Data records for software interfaces
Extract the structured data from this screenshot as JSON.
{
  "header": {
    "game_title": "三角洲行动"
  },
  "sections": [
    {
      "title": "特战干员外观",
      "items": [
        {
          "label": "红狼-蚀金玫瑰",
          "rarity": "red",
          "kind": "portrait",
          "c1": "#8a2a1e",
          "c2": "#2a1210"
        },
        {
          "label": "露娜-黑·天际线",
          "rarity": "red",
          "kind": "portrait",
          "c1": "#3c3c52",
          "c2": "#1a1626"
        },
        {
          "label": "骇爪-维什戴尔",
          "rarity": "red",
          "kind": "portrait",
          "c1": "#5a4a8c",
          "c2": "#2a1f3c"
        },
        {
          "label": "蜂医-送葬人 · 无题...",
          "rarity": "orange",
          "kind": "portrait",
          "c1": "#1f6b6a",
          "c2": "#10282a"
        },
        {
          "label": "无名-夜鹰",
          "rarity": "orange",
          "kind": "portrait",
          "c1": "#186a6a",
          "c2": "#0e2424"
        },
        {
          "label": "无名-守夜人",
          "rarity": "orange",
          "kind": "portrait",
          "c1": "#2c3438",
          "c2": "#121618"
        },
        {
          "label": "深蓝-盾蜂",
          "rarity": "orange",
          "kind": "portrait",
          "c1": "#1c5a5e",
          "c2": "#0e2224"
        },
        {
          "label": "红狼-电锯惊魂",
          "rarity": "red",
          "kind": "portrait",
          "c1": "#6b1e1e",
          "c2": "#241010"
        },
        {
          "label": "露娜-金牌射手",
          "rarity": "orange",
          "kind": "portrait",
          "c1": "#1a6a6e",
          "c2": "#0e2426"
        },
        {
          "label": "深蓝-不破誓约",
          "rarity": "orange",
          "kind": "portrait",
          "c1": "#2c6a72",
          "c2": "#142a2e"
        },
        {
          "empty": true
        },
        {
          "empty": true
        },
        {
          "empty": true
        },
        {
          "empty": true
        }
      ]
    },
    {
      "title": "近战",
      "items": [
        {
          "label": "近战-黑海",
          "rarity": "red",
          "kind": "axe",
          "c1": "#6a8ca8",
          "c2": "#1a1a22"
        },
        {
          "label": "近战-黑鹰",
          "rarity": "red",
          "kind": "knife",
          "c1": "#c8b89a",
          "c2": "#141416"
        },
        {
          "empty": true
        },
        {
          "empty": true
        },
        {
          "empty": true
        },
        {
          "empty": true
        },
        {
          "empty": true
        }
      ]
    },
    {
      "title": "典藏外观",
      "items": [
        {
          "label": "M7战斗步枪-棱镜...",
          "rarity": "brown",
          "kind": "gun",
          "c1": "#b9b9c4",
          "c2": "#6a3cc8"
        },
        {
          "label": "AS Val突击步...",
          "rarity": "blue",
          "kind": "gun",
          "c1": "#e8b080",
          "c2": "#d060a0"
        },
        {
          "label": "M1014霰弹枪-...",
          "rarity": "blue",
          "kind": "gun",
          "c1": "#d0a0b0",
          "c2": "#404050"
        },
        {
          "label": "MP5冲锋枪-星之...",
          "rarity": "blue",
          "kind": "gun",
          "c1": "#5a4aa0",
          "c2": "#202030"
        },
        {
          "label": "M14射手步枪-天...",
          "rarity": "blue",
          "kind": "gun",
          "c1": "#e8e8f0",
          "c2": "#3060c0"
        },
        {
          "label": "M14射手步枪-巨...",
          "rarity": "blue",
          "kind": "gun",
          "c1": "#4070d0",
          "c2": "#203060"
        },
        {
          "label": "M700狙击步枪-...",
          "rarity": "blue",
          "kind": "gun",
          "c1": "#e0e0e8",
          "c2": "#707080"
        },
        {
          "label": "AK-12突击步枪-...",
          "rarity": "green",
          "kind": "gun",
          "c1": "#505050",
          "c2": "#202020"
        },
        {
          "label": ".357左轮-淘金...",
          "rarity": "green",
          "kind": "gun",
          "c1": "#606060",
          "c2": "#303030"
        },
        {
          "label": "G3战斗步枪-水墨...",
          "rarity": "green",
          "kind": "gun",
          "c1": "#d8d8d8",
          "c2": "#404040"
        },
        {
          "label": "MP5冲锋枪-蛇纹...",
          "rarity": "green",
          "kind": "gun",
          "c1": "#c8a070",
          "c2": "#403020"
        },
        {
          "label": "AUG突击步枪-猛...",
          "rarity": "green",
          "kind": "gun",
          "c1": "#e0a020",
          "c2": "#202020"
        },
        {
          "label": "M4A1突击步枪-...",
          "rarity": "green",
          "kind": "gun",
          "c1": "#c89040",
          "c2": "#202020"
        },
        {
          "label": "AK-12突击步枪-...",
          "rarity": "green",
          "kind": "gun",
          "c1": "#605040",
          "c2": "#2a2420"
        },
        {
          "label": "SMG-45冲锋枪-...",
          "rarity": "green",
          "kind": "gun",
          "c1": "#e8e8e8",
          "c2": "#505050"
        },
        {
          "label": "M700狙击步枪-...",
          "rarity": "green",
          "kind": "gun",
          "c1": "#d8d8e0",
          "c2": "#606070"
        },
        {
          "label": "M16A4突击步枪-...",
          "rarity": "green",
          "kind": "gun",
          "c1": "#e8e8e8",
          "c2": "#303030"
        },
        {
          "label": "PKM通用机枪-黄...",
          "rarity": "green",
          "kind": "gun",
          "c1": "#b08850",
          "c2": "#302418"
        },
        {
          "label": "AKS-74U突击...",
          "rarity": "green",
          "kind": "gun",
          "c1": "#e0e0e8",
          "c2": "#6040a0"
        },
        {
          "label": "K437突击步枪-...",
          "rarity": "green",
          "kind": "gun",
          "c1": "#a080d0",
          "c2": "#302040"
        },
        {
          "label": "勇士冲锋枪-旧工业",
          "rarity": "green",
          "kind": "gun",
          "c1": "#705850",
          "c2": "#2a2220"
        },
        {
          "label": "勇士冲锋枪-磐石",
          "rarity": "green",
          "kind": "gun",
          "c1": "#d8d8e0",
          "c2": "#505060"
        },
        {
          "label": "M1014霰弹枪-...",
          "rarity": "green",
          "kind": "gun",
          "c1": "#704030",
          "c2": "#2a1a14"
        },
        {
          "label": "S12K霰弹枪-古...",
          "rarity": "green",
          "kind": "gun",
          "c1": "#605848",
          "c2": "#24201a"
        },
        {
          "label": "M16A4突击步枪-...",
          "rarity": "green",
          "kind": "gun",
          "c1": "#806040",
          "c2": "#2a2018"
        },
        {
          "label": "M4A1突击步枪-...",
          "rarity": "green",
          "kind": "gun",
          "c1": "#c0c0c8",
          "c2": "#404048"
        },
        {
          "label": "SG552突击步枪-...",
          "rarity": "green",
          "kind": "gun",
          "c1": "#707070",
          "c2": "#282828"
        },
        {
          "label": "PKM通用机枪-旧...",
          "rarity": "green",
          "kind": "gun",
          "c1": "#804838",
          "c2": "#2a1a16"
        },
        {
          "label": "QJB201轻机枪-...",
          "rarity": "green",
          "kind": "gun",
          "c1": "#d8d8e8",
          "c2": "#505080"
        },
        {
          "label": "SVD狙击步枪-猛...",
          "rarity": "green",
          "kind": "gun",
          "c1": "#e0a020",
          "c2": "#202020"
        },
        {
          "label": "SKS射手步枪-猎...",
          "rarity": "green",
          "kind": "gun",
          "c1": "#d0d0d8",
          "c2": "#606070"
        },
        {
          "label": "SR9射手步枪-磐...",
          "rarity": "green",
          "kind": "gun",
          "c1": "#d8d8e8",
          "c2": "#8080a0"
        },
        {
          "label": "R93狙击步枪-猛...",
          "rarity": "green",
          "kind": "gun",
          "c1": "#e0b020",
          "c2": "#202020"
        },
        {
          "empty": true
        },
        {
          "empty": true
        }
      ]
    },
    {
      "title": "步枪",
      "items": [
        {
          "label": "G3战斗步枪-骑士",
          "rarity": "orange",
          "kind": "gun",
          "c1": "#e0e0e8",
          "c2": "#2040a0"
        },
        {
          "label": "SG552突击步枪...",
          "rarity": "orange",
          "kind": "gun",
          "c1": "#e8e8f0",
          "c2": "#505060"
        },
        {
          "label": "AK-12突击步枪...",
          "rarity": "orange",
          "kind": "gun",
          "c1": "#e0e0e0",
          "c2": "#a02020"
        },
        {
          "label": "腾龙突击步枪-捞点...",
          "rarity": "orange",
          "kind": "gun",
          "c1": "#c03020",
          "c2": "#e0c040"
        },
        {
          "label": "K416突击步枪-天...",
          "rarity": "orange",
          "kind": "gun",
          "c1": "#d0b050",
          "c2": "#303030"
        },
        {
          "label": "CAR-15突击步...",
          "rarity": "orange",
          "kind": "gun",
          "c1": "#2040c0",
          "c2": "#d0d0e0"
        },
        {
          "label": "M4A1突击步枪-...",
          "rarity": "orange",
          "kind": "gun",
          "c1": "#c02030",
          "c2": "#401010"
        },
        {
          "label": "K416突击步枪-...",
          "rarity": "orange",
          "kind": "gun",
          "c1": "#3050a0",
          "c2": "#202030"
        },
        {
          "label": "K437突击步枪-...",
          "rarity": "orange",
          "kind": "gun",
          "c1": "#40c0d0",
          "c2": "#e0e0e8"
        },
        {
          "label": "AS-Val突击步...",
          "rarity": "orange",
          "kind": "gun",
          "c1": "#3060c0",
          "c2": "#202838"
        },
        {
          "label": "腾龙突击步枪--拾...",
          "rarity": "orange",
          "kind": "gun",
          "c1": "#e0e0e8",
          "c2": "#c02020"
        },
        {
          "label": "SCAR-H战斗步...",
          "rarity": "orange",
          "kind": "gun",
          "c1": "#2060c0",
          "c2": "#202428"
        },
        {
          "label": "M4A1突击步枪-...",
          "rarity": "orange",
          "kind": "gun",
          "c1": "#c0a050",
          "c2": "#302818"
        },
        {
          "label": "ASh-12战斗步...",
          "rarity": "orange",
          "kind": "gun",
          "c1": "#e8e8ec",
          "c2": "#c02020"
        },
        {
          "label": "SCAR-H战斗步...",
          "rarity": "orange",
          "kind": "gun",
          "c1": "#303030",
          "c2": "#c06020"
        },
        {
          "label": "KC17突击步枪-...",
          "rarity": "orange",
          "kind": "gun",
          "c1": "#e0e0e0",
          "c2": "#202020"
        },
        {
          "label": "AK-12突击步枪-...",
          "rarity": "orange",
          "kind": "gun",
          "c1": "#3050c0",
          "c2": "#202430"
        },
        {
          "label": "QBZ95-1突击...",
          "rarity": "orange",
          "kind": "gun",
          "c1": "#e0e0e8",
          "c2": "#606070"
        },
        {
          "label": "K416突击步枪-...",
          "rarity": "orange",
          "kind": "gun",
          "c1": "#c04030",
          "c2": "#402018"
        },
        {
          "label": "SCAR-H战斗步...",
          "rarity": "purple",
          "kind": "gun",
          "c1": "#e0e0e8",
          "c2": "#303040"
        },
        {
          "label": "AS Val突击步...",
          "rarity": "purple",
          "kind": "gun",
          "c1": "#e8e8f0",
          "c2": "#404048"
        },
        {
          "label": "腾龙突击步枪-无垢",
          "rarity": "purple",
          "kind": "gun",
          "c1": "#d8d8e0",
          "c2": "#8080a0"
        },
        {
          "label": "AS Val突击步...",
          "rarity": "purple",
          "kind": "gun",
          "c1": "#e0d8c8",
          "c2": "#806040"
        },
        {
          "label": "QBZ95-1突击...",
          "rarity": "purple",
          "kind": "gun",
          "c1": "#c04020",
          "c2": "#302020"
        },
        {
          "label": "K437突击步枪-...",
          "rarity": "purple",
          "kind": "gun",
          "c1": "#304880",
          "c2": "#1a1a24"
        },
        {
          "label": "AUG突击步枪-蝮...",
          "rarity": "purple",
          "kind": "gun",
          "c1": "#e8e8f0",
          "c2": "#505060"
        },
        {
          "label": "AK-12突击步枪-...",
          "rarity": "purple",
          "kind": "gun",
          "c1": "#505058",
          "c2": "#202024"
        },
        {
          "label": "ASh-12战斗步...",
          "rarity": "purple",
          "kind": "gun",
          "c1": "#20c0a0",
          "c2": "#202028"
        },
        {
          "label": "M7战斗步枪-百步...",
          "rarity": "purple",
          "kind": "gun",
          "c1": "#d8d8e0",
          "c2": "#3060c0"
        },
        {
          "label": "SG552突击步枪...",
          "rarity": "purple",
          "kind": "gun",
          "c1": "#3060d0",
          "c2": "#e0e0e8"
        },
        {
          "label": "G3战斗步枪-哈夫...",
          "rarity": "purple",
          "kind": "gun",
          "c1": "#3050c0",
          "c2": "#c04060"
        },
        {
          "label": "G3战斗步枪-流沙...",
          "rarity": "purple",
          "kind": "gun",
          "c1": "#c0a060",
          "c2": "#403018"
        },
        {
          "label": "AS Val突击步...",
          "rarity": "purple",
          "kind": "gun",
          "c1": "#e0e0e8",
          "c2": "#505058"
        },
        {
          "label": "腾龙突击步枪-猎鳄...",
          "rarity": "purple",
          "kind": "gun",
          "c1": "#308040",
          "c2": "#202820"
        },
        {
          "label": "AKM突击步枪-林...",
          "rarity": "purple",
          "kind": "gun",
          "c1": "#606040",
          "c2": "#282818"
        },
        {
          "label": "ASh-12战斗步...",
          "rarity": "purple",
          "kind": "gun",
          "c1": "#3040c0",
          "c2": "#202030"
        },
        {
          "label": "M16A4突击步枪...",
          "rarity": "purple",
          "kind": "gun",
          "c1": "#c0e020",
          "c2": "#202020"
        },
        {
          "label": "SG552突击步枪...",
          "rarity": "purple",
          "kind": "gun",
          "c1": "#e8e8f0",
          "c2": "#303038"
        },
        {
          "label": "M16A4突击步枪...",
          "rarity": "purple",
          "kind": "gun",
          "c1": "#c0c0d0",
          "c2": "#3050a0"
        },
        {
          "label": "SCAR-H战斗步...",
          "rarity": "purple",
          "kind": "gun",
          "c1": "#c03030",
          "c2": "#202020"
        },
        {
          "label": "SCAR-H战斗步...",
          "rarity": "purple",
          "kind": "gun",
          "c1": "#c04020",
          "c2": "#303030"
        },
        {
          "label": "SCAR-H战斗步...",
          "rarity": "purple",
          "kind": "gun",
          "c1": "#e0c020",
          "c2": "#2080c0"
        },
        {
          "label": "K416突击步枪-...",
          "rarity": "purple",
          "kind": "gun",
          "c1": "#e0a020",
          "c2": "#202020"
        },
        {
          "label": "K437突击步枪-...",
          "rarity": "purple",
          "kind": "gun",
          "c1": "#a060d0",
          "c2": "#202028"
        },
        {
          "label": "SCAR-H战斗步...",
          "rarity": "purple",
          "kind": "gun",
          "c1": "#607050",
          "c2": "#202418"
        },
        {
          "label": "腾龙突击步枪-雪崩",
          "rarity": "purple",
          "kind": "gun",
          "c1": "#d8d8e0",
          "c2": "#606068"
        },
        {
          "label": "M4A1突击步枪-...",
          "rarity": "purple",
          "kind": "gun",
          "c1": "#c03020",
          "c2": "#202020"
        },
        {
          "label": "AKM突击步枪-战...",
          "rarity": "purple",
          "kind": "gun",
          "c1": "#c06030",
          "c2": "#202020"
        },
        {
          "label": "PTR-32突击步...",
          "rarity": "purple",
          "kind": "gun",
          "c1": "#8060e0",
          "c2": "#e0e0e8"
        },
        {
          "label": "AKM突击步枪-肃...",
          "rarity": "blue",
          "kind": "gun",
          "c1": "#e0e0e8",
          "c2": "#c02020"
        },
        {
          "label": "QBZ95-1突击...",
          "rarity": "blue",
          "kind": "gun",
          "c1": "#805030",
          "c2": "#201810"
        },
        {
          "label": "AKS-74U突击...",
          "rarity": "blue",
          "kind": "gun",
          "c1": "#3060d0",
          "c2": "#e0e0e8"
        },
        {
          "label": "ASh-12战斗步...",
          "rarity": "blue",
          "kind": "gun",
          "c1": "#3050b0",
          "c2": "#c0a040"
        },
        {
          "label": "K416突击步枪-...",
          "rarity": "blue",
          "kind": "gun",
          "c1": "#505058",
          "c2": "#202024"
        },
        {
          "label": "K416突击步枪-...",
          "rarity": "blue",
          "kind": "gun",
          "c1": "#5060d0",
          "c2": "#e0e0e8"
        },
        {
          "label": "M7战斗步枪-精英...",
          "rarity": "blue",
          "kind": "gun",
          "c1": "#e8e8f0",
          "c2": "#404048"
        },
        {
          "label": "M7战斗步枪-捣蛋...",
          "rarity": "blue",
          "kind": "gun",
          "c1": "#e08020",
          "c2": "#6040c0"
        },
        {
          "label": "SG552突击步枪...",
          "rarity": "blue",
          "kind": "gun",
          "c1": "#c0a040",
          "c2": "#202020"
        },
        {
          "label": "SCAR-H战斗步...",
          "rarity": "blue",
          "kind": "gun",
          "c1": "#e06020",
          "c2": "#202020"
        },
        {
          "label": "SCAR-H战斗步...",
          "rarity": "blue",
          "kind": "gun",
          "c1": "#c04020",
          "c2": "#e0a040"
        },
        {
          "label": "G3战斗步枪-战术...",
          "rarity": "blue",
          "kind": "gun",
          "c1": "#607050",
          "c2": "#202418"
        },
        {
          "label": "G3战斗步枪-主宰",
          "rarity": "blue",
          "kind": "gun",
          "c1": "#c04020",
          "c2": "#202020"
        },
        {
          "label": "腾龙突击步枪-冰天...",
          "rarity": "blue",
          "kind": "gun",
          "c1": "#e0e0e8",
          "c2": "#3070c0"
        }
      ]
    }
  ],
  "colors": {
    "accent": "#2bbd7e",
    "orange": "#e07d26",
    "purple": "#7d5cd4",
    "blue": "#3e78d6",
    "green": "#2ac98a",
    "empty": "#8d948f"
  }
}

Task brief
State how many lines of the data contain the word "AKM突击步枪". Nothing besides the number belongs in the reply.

Result of this task
3